Although St. Elmo has since permitted the sale of alcohol, Rev. Black warned that permitting such sales would change the community’s complexion greatly. A recent Facebook post by a long-time resident lamenting on the community’s current state of affairs, notes this, saying, “Something changed when we began allowing alcohol to be sold in town. It’s just not the same community anymore.”
Many building renovations also were made to an aging 1902 church building during the nine years of ministry. Also, one young man, the Rev. Lee Lovett, and a young woman who initially declined, Cyndi Sinclair Wiedman, who are now serving in the Illinois Great Rivers Conference, were called to preach during Rev. Black’s tenure.
Lovett is pastor at Kankakee Trinity-Aroma Park-Bradley Evangelical UMC. Wiedman is part-time local pastor in Cumberland Parish in Cumberland County and will assume pastoral duties July 1 for Greenup and Cottonwood UM churches.
Black credits his wife Helen for being able to accomplish what he has in ministry. The couple will celebrate their 68th wedding anniversary in September of this year.
When Rev. Black retired in 1995, Randy Watson of St. Elmo wrote the following on Black’s retirement:
When God looks down upon his many children, and decides who will wear the mantle of preacher, He takes great lengths to see that they are the best to serve.
He looks for someone who comes alive telling the story of GOD, and who spreads the word with excitement and passes that excitement on to others who stop to listen.
He looks for a heart that can love beyond all the faults and problems and can convey love with warmth and caring as only the Father should.
Someone who stands true to their convictions, never faltering at times of doubt, but growing stronger through the words and the beliefs, becoming a rock that others cling to.
They must have eyes that can look to the past to learn, the future for direction, and in the present, looking through the many problems and disguises, using the true vision, finding answers among the questions.
One must have the gift of speaking so it flows easily and smoothly from the lips and heart, it must have the softness as to calm or console, and the harshness to awaken and encourage those to follow.

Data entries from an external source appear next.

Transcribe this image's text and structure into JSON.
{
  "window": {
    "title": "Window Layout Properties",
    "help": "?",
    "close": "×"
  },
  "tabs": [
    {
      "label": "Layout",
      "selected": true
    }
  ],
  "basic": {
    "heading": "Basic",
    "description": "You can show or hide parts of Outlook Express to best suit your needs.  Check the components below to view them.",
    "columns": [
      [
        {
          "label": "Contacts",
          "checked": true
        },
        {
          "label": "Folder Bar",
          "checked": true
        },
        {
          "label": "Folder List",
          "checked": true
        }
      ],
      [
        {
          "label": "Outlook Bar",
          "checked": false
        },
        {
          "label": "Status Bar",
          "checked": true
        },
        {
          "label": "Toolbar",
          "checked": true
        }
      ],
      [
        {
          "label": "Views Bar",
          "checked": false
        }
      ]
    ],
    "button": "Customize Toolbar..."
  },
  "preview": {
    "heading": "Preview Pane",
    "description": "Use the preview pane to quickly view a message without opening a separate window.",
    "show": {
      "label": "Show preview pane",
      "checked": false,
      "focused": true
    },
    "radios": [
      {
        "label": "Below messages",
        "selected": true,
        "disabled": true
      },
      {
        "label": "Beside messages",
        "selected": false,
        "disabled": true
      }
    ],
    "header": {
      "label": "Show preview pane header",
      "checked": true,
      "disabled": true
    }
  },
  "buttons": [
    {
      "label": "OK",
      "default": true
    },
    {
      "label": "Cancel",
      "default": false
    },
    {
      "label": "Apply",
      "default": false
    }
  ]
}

GOD looks at all these things, looking for those who walk in the footsteps of his son JESUS, for through his light and glory, they will find the true and only way.
In you, GOD has found a true gem and your work has made the crown of the Lord shine brighter each of your many years, and now it is time for you to watch what you have brought to be.